Barron's ~ When journalist Kim Kavin decided that she wanted a puppy, she did what millions of people do every year: clicked on an online photo and submitted an application. She had no idea that the adorable brindle puppy—advertised as healthy and near her home in New Jersey—was actually a last-minute rescue from a gas-chamber shelter in North Carolina.
Blue had arrived in the Northeast with at least a dozen other dogs in an RV that is just one among countless transports whose sponsors are dedicating their efforts to saving dogs by any means possible. Blue was happy and friendly, but he seemed to have endured some unusual albeit unknown ordeal. The dog’s manner prompted Kavin to trace his history all the way back to a long row of cages where Blue had been tagged to be put down in just three more days.
Little Boy Blue is the true story of one sweet puppy’s journey of survival. It’s also a shocking exposé that describes a brutal ongoing reality inside some of this country’s taxpayer-funded shelters. But Little Boy Blue also tells an inspiring story of the grass-roots rescue network that has exploded across the nation in recent years. Readers will come to know and love a very special dog who now brings smiles to the faces of everyone he meets. From a single click of Kim Kavin’s computer mouse, Blue’s journey of a lifetime began. This is the story of Little Boy Blue, told with candor and a great deal of love. Readers will see Blue and other foster dogs that have been rescued by Kim Kavin in this book’s color photo insert.
I was expecting a cute story about a woman and her dog. Awesome!
Instead, I discovered it was a powerful exposé of animal shelters and rescues in the U.S.
Kim lives in New Jersey. After she adopted Blue (who she named after the character in the movie, Old School), a sweet and friendly puppy, she was curious about where he came from.
She tracked his origins to a funded shelter in Person County, North Carolina, which has a gas chamber and a 95% kill rate. Can you imagine??!! Blue had been three days away from entering that gas chamber when he was taken by a dog rescue group, neutered in a "van", put in an RV and delivered to Kim in a parking lot.

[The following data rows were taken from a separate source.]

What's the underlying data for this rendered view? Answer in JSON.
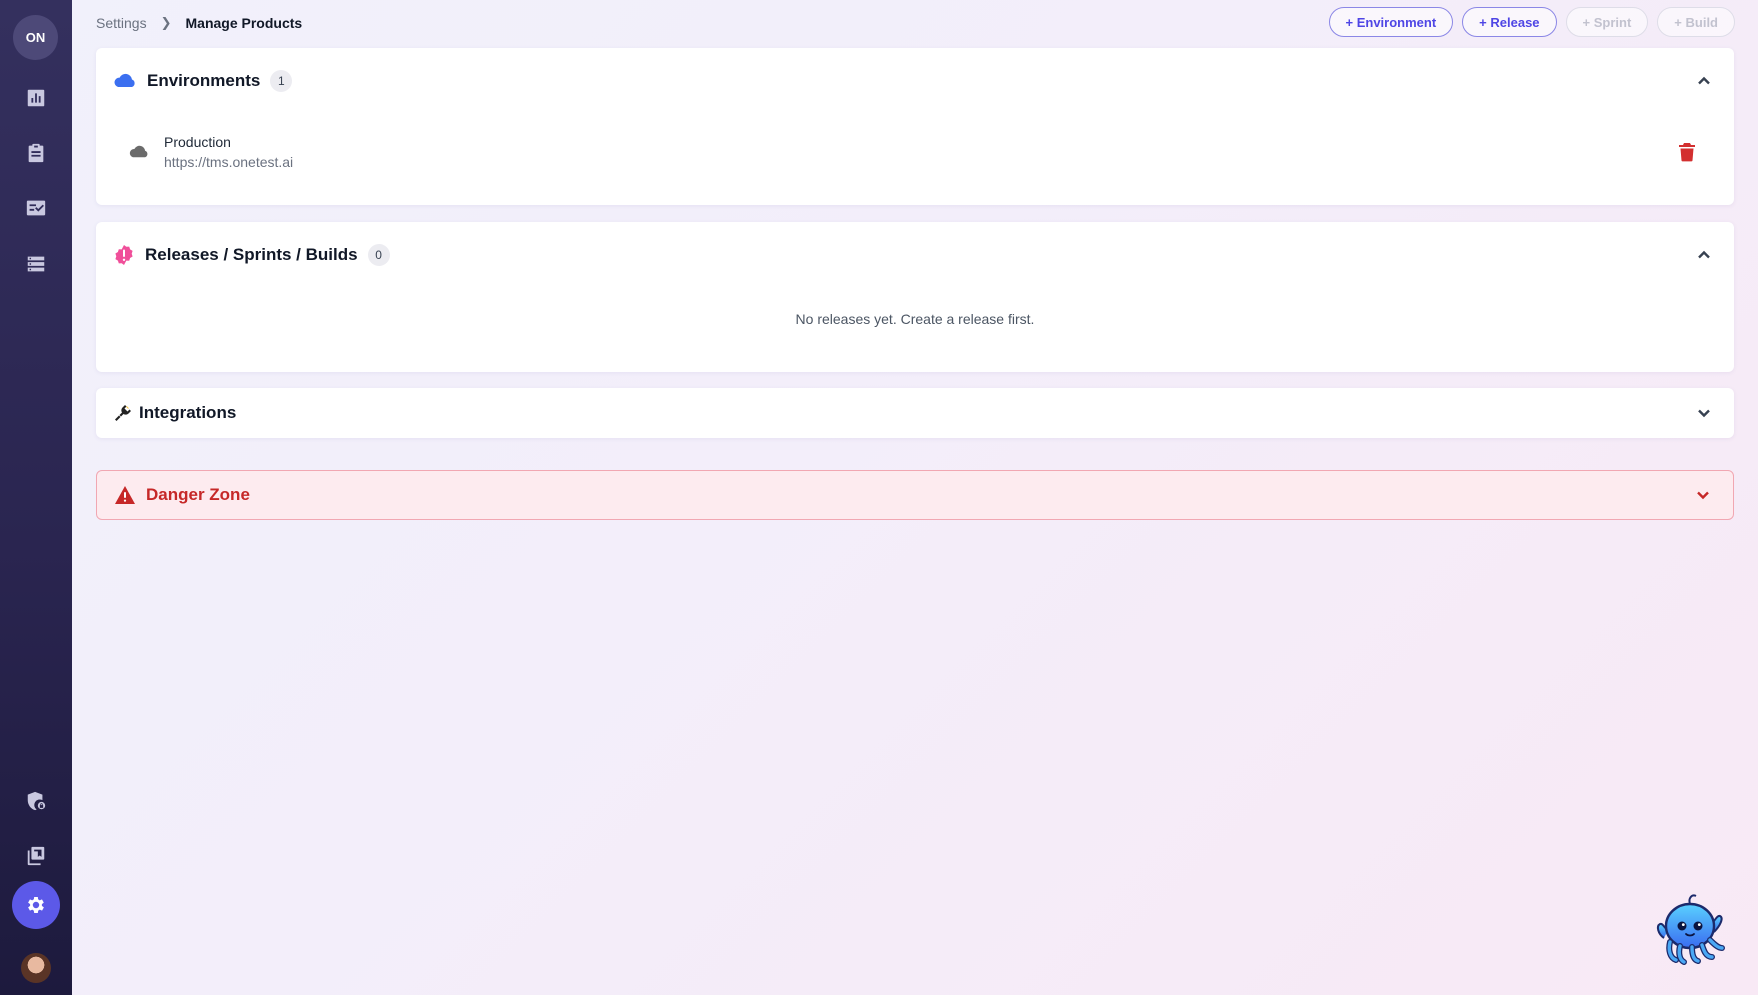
{
  "sidebar": {
    "workspace_initials": "ON",
    "nav": [
      {
        "icon": "bar-chart-icon"
      },
      {
        "icon": "clipboard-icon"
      },
      {
        "icon": "checklist-icon"
      },
      {
        "icon": "list-icon"
      }
    ],
    "bottom": [
      {
        "icon": "shield-lock-icon"
      },
      {
        "icon": "library-icon"
      },
      {
        "icon": "gear-icon",
        "active": true
      }
    ],
    "accent": "#5c59e8"
  },
  "breadcrumb": {
    "parent": "Settings",
    "current": "Manage Products"
  },
  "actions": {
    "environment": "+ Environment",
    "release": "+ Release",
    "sprint": "+ Sprint",
    "build": "+ Build"
  },
  "environments": {
    "title": "Environments",
    "count": "1",
    "items": [
      {
        "name": "Production",
        "url": "https://tms.onetest.ai"
      }
    ]
  },
  "releases": {
    "title": "Releases / Sprints / Builds",
    "count": "0",
    "empty_message": "No releases yet. Create a release first."
  },
  "integrations": {
    "title": "Integrations"
  },
  "danger_zone": {
    "title": "Danger Zone",
    "color": "#c62828"
  }
}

This prompted her to investigate animal shelters, rescues, traveling neutering vans, animal hoarding, etc. And she's not afraid to name names.
This is a must-read for all dog lovers and will probably prompt you to do something ... anything ... to help dogs have a better life in forever homes.

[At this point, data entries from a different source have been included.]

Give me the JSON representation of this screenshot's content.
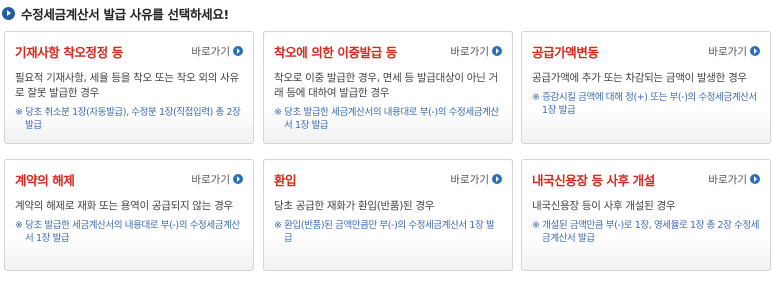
{
  "header": {
    "title": "수정세금계산서 발급 사유를 선택하세요!"
  },
  "shortcut_label": "바로가기",
  "cards": [
    {
      "title": "기재사항 착오정정 등",
      "description": "필요적 기재사항, 세율 등을 착오 또는 착오 외의 사유로 잘못 발급한 경우",
      "note": "※ 당초 취소분 1장(자동발급), 수정분 1장(직접입력) 총 2장 발급"
    },
    {
      "title": "착오에 의한 이중발급 등",
      "description": "착오로 이중 발급한 경우, 면세 등 발급대상이 아닌 거래 등에 대하여 발급한 경우",
      "note": "※ 당초 발급한 세금계산서의 내용대로 부(-)의 수정세금계산서 1장 발급"
    },
    {
      "title": "공급가액변동",
      "description": "공급가액에 추가 또는 차감되는 금액이 발생한 경우",
      "note": "※ 증감시킬 금액에 대해 정(+) 또는 부(-)의 수정세금계산서 1장 발급"
    },
    {
      "title": "계약의 해제",
      "description": "계약의 해제로 재화 또는 용역이 공급되지 않는 경우",
      "note": "※ 당초 발급한 세금계산서의 내용대로 부(-)의 수정세금계산서 1장 발급"
    },
    {
      "title": "환입",
      "description": "당초 공급한 재화가 환입(반품)된 경우",
      "note": "※ 환입(반품)된 금액만큼만 부(-)의 수정세금계산서 1장 발급"
    },
    {
      "title": "내국신용장 등 사후 개설",
      "description": "내국신용장 등이 사후 개설된 경우",
      "note": "※ 개설된 금액만큼 부(-)로 1장, 영세율로 1장 총 2장 수정세금계산서 발급"
    }
  ]
}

What can you do? Volunteer, foster dogs, neuter your dog so there isn't an over abundance of dogs, don't buy from puppy mills, buy rescue dogs instead of purebreds, investigate to whom you are donating your money so you can be assured that you aren't supporting shelters with gas chambers or who sell dogs for dogfighting, as bait, or for experiments.
I received a copy of this book at no charge in exchange for my honest review.